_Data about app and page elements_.
_ _ _ _ _ _ _

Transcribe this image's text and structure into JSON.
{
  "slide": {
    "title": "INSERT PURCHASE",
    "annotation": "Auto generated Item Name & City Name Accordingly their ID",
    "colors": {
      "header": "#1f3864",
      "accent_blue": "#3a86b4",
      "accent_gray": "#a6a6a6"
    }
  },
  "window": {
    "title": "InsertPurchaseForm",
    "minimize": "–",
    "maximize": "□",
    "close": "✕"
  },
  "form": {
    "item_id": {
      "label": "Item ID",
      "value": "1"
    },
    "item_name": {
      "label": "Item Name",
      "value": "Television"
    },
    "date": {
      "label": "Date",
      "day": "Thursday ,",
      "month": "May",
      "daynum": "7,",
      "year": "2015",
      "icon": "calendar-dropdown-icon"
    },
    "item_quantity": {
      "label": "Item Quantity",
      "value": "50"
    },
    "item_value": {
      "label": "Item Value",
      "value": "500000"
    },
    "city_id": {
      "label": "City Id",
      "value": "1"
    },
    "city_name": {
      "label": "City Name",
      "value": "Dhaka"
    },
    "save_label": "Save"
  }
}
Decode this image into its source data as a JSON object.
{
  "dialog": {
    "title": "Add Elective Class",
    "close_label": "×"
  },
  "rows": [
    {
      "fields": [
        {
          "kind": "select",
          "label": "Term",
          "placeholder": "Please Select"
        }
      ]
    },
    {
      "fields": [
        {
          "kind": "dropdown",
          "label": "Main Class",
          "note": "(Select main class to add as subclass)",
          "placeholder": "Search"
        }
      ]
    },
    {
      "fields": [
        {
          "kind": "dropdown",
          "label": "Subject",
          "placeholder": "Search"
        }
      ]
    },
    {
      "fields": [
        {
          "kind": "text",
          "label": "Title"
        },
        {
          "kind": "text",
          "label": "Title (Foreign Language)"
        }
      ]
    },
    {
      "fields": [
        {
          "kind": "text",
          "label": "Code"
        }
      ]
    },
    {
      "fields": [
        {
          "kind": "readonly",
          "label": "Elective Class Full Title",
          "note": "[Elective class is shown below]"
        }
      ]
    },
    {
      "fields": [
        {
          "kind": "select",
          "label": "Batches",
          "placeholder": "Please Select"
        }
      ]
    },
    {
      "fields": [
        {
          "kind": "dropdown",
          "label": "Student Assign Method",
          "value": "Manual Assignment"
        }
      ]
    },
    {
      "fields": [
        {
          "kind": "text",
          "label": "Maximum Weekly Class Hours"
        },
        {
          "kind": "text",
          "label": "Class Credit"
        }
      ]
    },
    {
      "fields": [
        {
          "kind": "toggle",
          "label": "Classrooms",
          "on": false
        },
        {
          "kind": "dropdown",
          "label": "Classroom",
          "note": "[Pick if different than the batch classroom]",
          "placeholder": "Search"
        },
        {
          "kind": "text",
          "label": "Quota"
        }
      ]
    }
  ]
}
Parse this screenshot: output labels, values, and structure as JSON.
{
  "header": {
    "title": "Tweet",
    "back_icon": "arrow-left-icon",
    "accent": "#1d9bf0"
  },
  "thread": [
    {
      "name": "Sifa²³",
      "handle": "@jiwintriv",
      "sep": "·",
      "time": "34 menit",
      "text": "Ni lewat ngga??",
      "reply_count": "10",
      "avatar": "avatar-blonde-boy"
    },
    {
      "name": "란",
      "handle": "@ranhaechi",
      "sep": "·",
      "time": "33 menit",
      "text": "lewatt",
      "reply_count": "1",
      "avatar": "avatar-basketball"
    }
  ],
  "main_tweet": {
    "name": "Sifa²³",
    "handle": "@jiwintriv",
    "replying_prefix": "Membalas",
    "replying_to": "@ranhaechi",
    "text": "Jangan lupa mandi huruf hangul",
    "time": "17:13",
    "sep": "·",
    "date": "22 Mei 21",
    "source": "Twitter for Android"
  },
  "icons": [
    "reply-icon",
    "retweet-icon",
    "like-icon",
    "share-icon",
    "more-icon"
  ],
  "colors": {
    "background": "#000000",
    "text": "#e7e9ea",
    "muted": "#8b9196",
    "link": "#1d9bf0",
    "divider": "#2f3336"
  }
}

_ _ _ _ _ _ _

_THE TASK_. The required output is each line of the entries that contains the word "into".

_RESPONSE AREA_.
Transcribe this image's text and structure into JSON.
Decode this image into its source data as a JSON object.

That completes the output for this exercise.